NFCC Member Agency Executives Offer
Fatherly Advice to Young Men of America
Excerpts from the Experts
Washington, DC - With Fathers Day approaching, what better place to look for fatherly financial advice than from dads who also happen to be executives at the National Foundation for Credit Counseling (NFCC) Member Agencies?
"If father knows best, then the dads who lead the NFCC agencies are the perfect ones to provide financial tips to the young men of America," said Gail Cunningham, spokesperson for the NFCC. "These leaders direct over 2,000 NFCC Certified Counselors who deliver expert advice and provide solutions to the more than two million consumers who reach out to an NFCC Member Agency for help each year."
Below are excerpts from the experts:
- Mike Robards, Credit Counseling of Arkansas - "My one piece of financial advice this Father's Day to the young men of America is to be wary of stuff. I doubt that apple Eve ate was any more enticing than the stuff we men are attracted to today: season tickets to our favorite team's events, golfing, hunting and fishing equipment, nice trips with friends and family, picking up the tab at the café and the list goes on. None of these, other than the apple, are bad. The key is to count the cost, and take the time to get past the initial lure. Speaking of lures, think about fishing and how that fish on the hook flops around in the boat. That shiny lure must have looked pretty good at one time, but the fish might want to rethink the decision to go after it. Again, enjoy the wonderful material products available in a country as wealthy as ours. But think through each purchasing decision and look beyond the shining lure to the end game that could result in financial and marital stress; or with a sound, mature decision, the result could be enjoyment with peace. I'll take peace of mind over a piece of stuff every time."
- Paul Atkinson, Consumer Credit Counseling Service of Buffalo - "Value your credit reputation as you would value a friend. They will both serve you well through all economic times."
- Joe Schenkel, FinancialHope Counseling and Education - "My advice draws back on conversations with my father who passed away back in 1989. He grew up in tough times living through the Depression and wars. He taught me that nothing can take away your education. From him I learned the long term value of acquiring knowledge and a solid education. He also had a saying about work - that it is easier to push a pencil that to push a shovel."
- Jay Seaton, Apprisen - "The three tips I've given our 20 year old college son are to understand credit reports and scores; understand the pros and cons of credit and be very cautious about incurring debt, including student loan and credit card debt; understand the time value of money and that by starting at a young age, wealth can be built steadily over time."
- Steve Piotrowski, Advantage Credit Counseling Service - "If it sounds too good to be true, it probably is. Young people sometimes do not understand that the zero interest for two years on a major purchase has a caveat with it. If you are late on one payment in that two year period, all the interest will likely be added to the account balance from the date of purchase, and will continue until the account balance is paid in full. And this doesn't even count the potential late payments and fees. Be smart by reading the fine print before you take that great deal."

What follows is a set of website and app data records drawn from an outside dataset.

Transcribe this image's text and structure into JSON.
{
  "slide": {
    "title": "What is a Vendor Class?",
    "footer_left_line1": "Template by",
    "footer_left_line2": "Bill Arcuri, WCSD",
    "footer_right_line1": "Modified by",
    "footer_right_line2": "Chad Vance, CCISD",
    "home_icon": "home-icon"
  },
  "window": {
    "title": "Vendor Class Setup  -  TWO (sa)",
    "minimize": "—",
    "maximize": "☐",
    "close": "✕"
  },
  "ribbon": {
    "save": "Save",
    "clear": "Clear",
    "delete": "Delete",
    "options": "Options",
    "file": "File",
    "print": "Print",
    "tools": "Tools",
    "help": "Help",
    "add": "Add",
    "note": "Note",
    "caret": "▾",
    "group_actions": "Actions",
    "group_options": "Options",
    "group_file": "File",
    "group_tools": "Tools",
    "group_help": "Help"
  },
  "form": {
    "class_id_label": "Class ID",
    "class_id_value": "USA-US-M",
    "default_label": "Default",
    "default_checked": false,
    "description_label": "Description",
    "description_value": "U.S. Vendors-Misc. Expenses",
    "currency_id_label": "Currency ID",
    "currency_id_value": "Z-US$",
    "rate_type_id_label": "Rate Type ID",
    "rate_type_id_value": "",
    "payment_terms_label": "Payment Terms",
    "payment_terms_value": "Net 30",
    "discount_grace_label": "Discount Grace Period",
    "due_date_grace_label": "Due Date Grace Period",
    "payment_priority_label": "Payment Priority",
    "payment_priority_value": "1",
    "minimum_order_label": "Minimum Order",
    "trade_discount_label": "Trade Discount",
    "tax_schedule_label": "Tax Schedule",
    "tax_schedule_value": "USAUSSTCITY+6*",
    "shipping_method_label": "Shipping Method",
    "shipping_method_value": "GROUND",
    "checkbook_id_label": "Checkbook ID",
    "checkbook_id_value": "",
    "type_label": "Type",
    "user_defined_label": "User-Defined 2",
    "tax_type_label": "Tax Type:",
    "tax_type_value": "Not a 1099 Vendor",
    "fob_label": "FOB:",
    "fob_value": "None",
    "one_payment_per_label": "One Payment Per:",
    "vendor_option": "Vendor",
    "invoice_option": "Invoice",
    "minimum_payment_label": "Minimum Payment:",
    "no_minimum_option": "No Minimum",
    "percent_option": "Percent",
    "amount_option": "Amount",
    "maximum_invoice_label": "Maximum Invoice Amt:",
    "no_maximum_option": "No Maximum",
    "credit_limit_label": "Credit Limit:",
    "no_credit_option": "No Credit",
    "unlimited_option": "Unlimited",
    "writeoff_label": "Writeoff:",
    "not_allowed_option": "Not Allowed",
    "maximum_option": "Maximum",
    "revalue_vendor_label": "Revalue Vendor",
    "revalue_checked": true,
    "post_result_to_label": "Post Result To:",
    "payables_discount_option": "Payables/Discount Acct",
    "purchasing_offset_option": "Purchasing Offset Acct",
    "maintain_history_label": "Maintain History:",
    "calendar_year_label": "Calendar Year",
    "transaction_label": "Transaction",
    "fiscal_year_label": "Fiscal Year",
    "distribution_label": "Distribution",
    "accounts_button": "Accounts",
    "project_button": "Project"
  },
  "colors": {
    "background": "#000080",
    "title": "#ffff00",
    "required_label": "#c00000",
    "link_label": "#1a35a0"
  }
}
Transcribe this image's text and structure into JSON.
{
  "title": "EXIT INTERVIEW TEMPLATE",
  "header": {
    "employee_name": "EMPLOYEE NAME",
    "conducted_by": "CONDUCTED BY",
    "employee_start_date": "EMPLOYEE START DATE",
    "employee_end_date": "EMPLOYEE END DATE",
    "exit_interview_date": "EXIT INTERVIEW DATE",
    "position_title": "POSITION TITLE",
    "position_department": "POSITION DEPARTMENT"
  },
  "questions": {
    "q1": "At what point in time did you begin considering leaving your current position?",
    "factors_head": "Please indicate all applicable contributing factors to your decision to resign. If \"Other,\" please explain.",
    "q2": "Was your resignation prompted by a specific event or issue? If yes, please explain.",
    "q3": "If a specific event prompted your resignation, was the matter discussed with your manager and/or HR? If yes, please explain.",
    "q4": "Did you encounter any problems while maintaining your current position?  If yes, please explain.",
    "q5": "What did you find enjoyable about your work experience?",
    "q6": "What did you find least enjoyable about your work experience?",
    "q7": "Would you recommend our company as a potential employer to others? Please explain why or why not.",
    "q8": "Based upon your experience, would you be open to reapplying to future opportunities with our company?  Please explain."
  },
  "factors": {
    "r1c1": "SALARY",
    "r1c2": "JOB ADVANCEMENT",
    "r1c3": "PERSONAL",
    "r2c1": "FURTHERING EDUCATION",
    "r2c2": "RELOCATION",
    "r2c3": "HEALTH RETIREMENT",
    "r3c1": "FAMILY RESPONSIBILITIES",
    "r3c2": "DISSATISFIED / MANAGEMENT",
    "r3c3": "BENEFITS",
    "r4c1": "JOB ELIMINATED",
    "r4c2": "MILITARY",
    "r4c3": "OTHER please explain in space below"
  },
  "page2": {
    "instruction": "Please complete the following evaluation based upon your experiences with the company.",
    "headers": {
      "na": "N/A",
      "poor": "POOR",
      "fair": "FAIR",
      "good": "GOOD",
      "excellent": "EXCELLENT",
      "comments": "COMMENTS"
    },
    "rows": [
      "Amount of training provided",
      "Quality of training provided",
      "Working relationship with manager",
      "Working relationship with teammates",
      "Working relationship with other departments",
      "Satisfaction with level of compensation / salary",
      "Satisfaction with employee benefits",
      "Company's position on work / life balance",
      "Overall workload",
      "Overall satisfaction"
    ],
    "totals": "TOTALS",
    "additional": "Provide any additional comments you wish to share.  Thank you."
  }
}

- Ken King, Consumer Credit Counseling Service of Sheboygan - "It is always easier to borrow money than it is to pay it back. If you think you really need something, first try living without it for a week. There are two ways of getting everything you want: keep accumulating, or desire less. To me, the second way is personally the most satisfying."
- Joe Allen Stokes, Consumer Credit Counseling Service of Springfield - "Avoid purchasing those 'big-boy toys' such as a boat or new car, unless the payments can be made without causing a cash-flow issue."
- John Jackson, Consumer Credit Counseling Service of the Mid-Ohio Valley - "It's never too early to start thinking about, planning and saving for retirement. Many fathers get serious about retirement planning when they start a family, but the earlier retirement savings is worked into a budget, the more rewarding those "Golden Years" can be."
"Taken collectively, this advice is a formula for financial success," continued Cunningham. "Even if a person only embraces one of these tips, they'll be in a better place than they were last Fathers Day."
To construct a financial path built on solid principles, or to find a solution for an existing financial concern, consider an appointment with a certified consumer credit counselor at an NFCC Member Agency, like CCCS of the Tennesee River Valley.
The National Foundation for Credit Counseling (NFCC), founded in 1951, is the nation's largest and longest serving national nonprofit credit counseling organization. The NFCC's mission is to promote the national agenda for financially responsible behavior, and build capacity for its members to deliver the highest-quality financial education and counseling services. NFCC Members annually help millions of consumers through more than 700 community-based offices nationwide. For free and affordable confidential advice through a reputable NFCC Member, call (800) 388-2227, (en Español (800) 682-9832) or visit www.nfcc.org. Visit us on Facebook: www.facebook.com/NFCCdebtadvice, on Twitter: twitter.com/NFCCDebtAdvice, on YouTube: www.YouTube.com/NFCC09 and our blog: http://financialeducation.nfcc.org/.